8 We start with a top-down allocation, first. Assuming we know the mean and variance of the risky part of the investor’s portfolio, we compute the proportion of the portfolio that would go into the risky part and the riskless part, respectively. Let y=portion allocated to the risky portfolio, P (1-y)=portion to be invested in risk-free asset, F. Assume the following data: In the next slide, we see the investment opportunity set r f = 7% rf = 0% E(r p ) = 15% p = 22%
10 If borrowing rates were higher than lending rates, as if often the case, the CAL is no longer a straight line.
The investor must choose one optimal portfolio, C, from the set of feasible choices, for different values of y: Expected return of the complete portfolio: Variance:
Utility Levels for Various Positions in Risky Assets (y) for an Investor with Risk Aversion A = 4 Note that there is an optimal value of y, which can be seen graphically in the next slide.
Utility as a Function of Allocation to the Risky Asset, y
Indifference Curves for U =.05 and U =.09 with A = 2 and A = 4 We can also examine the optimal portfolio in the (E(r), plane. The indifference curves are straight lines in the (E(r), plane, but convex in the (E(r), plane. We first view the shape of the utility function in this plane and then superimpose it upon the investment opportunity set, viz. the CAL.
Finding the Optimal Complete Portfolio Using Indifference Curves
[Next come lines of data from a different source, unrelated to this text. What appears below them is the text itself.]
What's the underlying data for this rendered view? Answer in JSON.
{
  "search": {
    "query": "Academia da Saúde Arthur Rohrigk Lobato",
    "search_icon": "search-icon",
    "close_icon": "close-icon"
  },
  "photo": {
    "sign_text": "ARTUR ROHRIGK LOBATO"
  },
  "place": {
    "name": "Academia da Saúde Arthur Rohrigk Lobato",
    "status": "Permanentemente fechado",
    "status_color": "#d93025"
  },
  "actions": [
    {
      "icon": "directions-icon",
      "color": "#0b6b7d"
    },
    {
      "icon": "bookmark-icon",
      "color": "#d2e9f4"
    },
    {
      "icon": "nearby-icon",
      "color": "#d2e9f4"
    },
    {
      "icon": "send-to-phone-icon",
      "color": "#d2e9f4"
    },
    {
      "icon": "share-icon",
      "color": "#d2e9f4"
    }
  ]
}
The investor must choose one optimal portfolio, C, from the set of feasible choices Expected return of the complete portfolio: Variance: Substituting these expressions into the utility function and maximizing, we find In our example, this works out to (15-7)/0.01(4*22 2 )= 41.32%, for A=4
How would we pick the risky portfolio? One option is to use a passive strategy. The passive strategy avoids any direct or indirect security analysis Supply and demand forces may make such a strategy a reasonable choice for many investors A natural candidate for a passively held risky asset would be a well-diversified portfolio of common stocks such as the S&P 500. The capital market line (CML) is the capital allocation line (CAL) formed from 1-month T-bills and a broad index of common stocks (e.g. the S&P 500).
18 If we assume that the average investor has 85% in the broad portfolio of risky assets in the marketplace (based on data from 2009), and noting that the average return on the S&P from 1926 to 2009 is about 7.9% with an annual std deviation of 20.8%, we can reverse solve the equation for the optimal portfolio to get an estimate of the risk aversion coefficient A for the average investor. This turns out give us a value of A=2.15. Many studies have also suggested values for A between 2 and 4.